> [Task requirements] The entries shown here must be retyped in full, with no pictures included.
---
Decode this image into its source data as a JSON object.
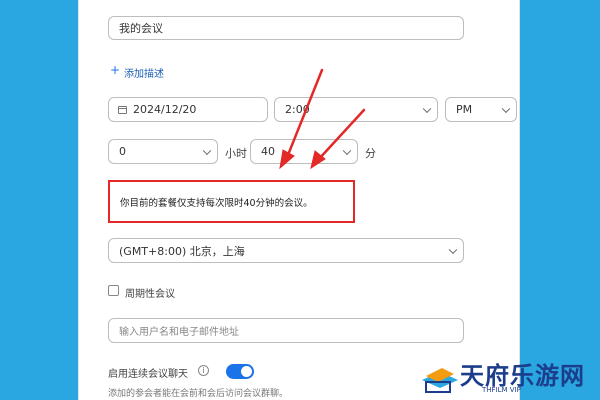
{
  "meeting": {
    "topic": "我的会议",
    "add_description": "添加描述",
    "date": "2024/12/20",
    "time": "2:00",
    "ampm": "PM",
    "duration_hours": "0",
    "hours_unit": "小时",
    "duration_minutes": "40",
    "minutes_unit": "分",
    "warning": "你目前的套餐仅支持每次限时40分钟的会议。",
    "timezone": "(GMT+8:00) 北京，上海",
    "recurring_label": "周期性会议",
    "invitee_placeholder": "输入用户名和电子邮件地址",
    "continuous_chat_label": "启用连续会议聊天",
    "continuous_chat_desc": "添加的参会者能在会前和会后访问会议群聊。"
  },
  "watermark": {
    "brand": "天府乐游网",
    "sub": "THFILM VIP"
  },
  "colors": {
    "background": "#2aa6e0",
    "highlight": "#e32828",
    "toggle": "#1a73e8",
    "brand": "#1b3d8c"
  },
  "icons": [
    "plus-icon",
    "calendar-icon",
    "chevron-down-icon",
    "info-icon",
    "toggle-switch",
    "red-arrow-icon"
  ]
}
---
> [Solution for this task]
Decode this image into its source data as a JSON object.
{
  "meeting": {
    "topic": "我的会议",
    "add_description": "添加描述",
    "date": "2024/12/20",
    "time": "2:00",
    "ampm": "PM",
    "duration_hours": "0",
    "hours_unit": "小时",
    "duration_minutes": "40",
    "minutes_unit": "分",
    "warning": "你目前的套餐仅支持每次限时40分钟的会议。",
    "timezone": "(GMT+8:00) 北京，上海",
    "recurring_label": "周期性会议",
    "invitee_placeholder": "输入用户名和电子邮件地址",
    "continuous_chat_label": "启用连续会议聊天",
    "continuous_chat_desc": "添加的参会者能在会前和会后访问会议群聊。"
  },
  "watermark": {
    "brand": "天府乐游网",
    "sub": "THFILM VIP"
  },
  "colors": {
    "background": "#2aa6e0",
    "highlight": "#e32828",
    "toggle": "#1a73e8",
    "brand": "#1b3d8c"
  },
  "icons": [
    "plus-icon",
    "calendar-icon",
    "chevron-down-icon",
    "info-icon",
    "toggle-switch",
    "red-arrow-icon"
  ]
}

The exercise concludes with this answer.